This school created a strict new dress code 8 days before prom. Here's how students reacted
We’re creeping toward the end of the school year, which means caps and gowns, finals, and, oh yeah — prom. If you plan on attending your school’s or have already experience the magic and the glory that is prom, then you know just how much prep work goes into this famed event. Besides finding a date, you need to book limos, schedule hair appointments, buy tickets, and find the perfect prom dress. It’s a LOT of effort! So when the students at Shelton High School in Connecticut were told — merely eight days before prom — that school administrators were imposing a brand new dress code, they were not happy.
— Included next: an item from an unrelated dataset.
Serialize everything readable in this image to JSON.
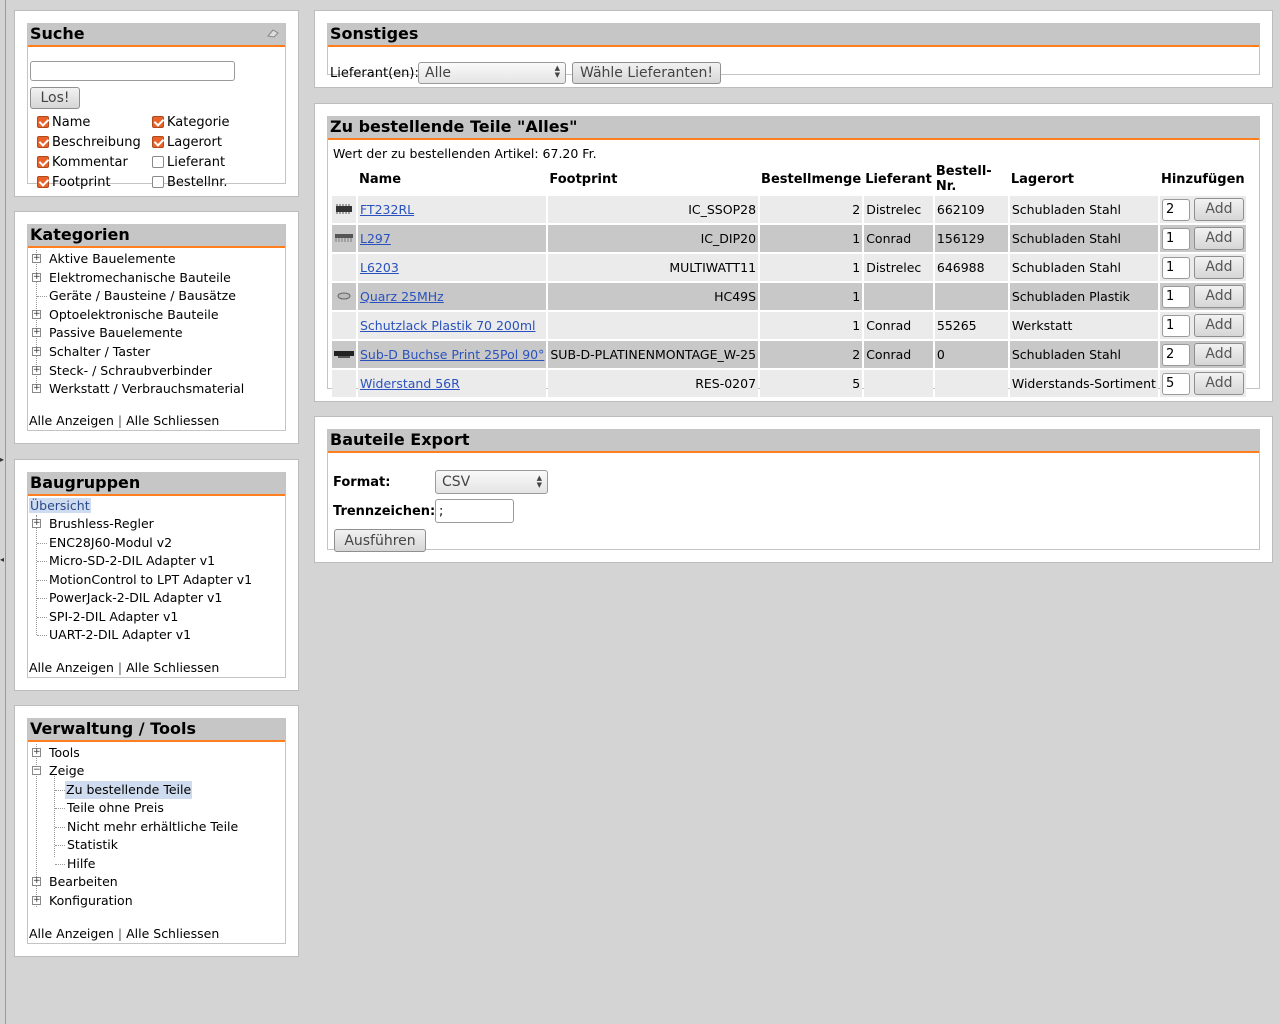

Understandably.
The new rule, which according to Cosmopolitan was announced by the principal over the PA system, established a ban on “backless dresses, cutouts, and two-piece outfits that expose the midriff.” If a student is caught with an “inappropriate” dress, she will be sent home from prom. While school officials claim that they did, in fact, notify the students well in advance, the high-schoolers claim otherwise. In order to vocalize their concerns, Shelton High School’s student body created a petition. In it, they clarify why implementing a new dress code a little over a week before prom would be an issue:
So, the inherent problem isn’t that the school decided to prohibit certain styles of dress (many schools have dress codes, and this is fairly normal) — the problem is that it was done a little over a week before prom, completely disregarding the time and money students have already spent on their attire. The other problem (and arguably the most damaging one) is that the new guideline is (for the most part) only affecting female students — no new rules concerning male prom attire were added. The double-standard didn’t go unnoticed. In fact, the innate sexism was eloquently addressed in the students’ petition:
We’ve seen academic establishments impose unfair rules that disproportionally affect female students again and again, and it’s not surprising to see high-schoolers stand up for themselves and challenging this innate sexism so deeply rooted in our society. And we couldn’t be more proud.